John Melvin is in the news this week for two new roles.
As Gov. Brian Kemp swore in Vic Reynolds Monday as director of the Georgia Bureau of Investigation, Melvin stepped up from chief deputy to acting district attorney in Cobb County. It’s a move mandated by statute, Melvin said, pending the appointment of a new DA by Kemp.
Also on Monday, Reynolds named Melvin as the new chief of staff for the GBI.
“I will remain acting DA until the governor appoints, and then will move to the GBI to be chief of staff working with Vic again—which is super cool,” Melvin said. “I am excited to do for the state what we have done in Cobb, which is aggressively attack gangs.”
Melvin said he believes he and Reynolds will be the first lawyers in those positions with the GBI. He figures their background should be helpful.
“A benefit of having a former prosecutor in a position like this is we can bridge the gap between investigations and what is required in front of a jury,” Melvin said.
Melvin is in his 24th year as a prosecutor. He’s worked in three metro Atlanta counties: DeKalb and Gwinnett counties, before Cobb. He moved to Cobb to work for Reynolds, a former criminal defense attorney, magistrate judge and police officer.
“I’m going to miss prosecution a whole bunch,” Melvin said. “This is a wonderful profession where you get to do the right thing.”
Melvin said he makes a pitch for his career path in classes he has taught at Atlanta’s John Marshall Law School and previously at Emory University School of Law.
“I tell them I have dismissed more cases as a prosecutor than any defense attorney will ever win,” Melvin said.
“People want to change the system and improve the world,” he said. “A prosecutor has a tremendous amount of power. You really want good people in those positions.”
That brings up his reason for leaving.
“I’m 54,” Melvin said, and “Vic is the best boss I’ve ever worked for. He is a genuinely compassionate human being.”
Melvin noted that Reynolds is a strong supporter of drug treatment courts and other accountability programs as an alternative to sending people to prison who don’t need to be there.
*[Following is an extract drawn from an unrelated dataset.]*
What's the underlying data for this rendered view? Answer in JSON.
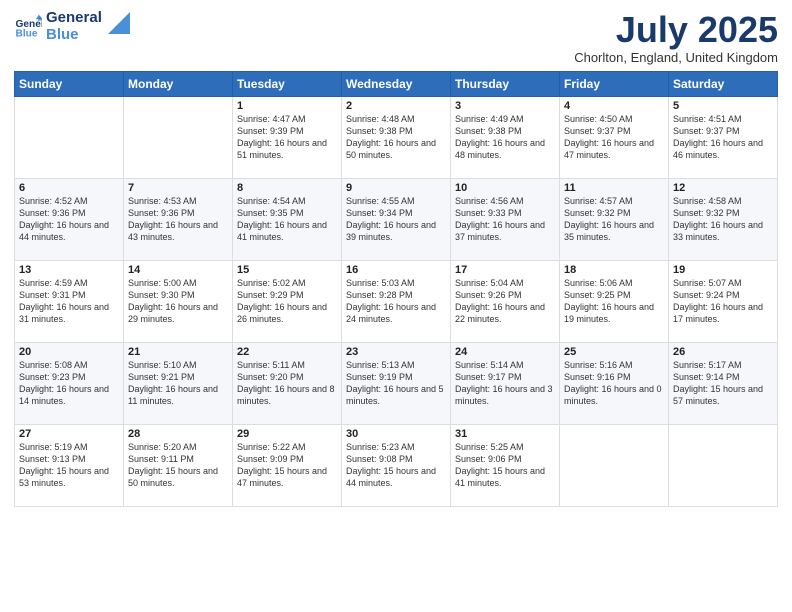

“That allows us to focus on the people that need to be focused on,” Melvin added, “like the violent gang-bangers, murderers, rapists and robbers.”